Kin's image must be changed. He is no longer the romantic fey creature I met in strange circumstances in San Francisco. He is a wholesome good person who is identified with my life, with my interests completely. A good, sterling character who makes allowances for my weakness but encourages me only along the path of righteousness. He is a good influence on me though I try consciously not to let him take complete charge of my tastes and inclinations. I have devoted less time to listening to him talk about his theories on painting and music than I would like. I would have liked to have spent less time on my own work, yet here is a rare opportunity to paint. But we talk as if we are to be together for some while yet. His course at the Courtauld goes on for two years and I am beginning to think that that meeting was one of the miracles that have happened in my life.
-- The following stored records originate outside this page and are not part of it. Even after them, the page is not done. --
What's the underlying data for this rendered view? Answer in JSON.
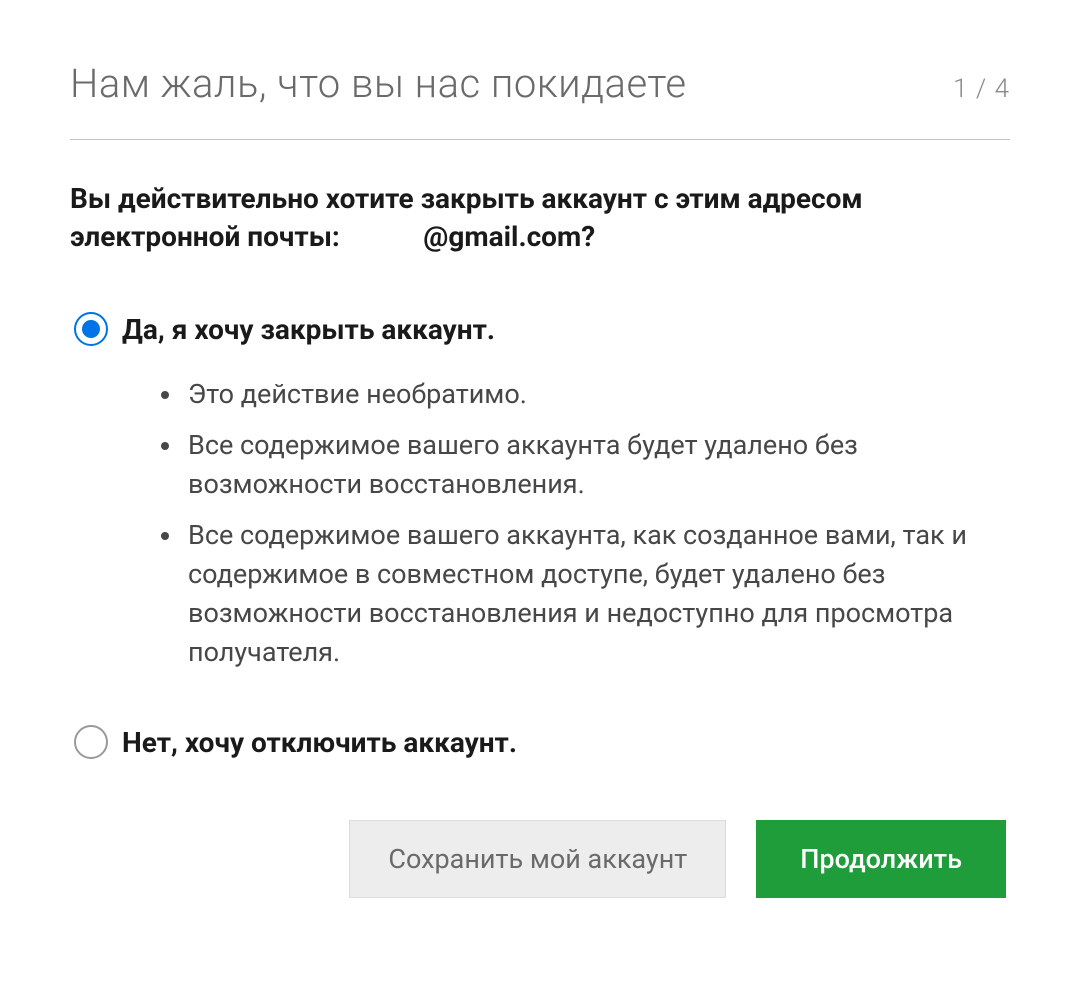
{
  "header": {
    "title": "Нам жаль, что вы нас покидаете",
    "step": "1 / 4"
  },
  "question": "Вы действительно хотите закрыть аккаунт с этим адресом электронной почты:            @gmail.com?",
  "options": {
    "yes": {
      "label": "Да, я хочу закрыть аккаунт.",
      "selected": true,
      "bullets": [
        "Это действие необратимо.",
        "Все содержимое вашего аккаунта будет удалено без возможности восстановления.",
        "Все содержимое вашего аккаунта, как созданное вами, так и содержимое в совместном доступе, будет удалено без возможности восстановления и недоступно для просмотра получателя."
      ]
    },
    "no": {
      "label": "Нет, хочу отключить аккаунт.",
      "selected": false
    }
  },
  "buttons": {
    "keep": "Сохранить мой аккаунт",
    "continue": "Продолжить"
  }
}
For we really are very much together in understanding and in our mutual interests. The fact that we each have other interests of our own does not upset us in any way.
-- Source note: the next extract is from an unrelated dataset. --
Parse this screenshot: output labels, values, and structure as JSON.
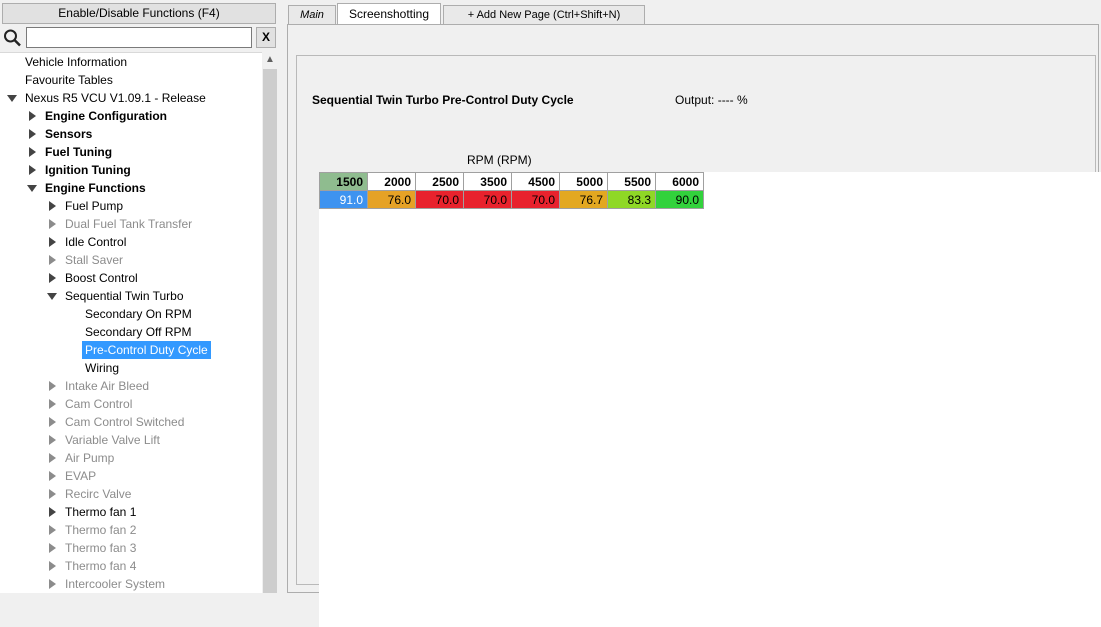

For a long year in 1963, Cecil had worked on the film of My Fair Lady in Hollywood. Though this had given him many opportunities, he hated being ensnared in Hollywood for such a long time. Now the film opened to great acclaim across the world. Cecil, who had worked so hard and for so long, was finally able to enjoy it, the memories of feuding and in-fighting a thing of the past. Above all he had hated the director, George Cukor, a mixture of personality clash, combined with Cukor having power over Cecil by his contract. There had been a blazing row one day when Cukor failed to look at some designs that Cecil wanted to show him.
At last I believe the bogey of unhappiness created by my rift with Cukor has been expelled and that I can look back on the film making with a certain pleasure. The opening in Paris was certainly an event of pure pleasure, and of gala, and the praise that I received was important for it came from the people I revere.
Now the opening in London is about to start and I only trust that the death of that great man, W. C. [Churchill] will not ruin the celebrations, which we have looked forward to for so long. However, it is no use contemplating disappointment.
David Warner, half ape, half lanky hero, came to be photographed. He is incredibly shy, but thawed a little. When I asked him to come to supper that night he giggled in his glass of whisky and said, "Oh no, I'm far too shy. You mustn't tempt me." He went off with his knapsack on his back, saying he would be back at 10:30. When he came into the crowded room, he walked up to Princess Margaret and said, "You're the only person I know in this room. Did you hear about my High Camp Lunch?" "No, where?" "At the Palace." Whereupon he and Princess Margaret were deep in conversation for the rest of the evening. He is a natural and in spite of his strange looks and the face covered with spots he has great charm (and, of course, a stroke or two of genius) and it is full marks to the Queen Mother's daughter that she recognises here is someone quite out of the ordinary.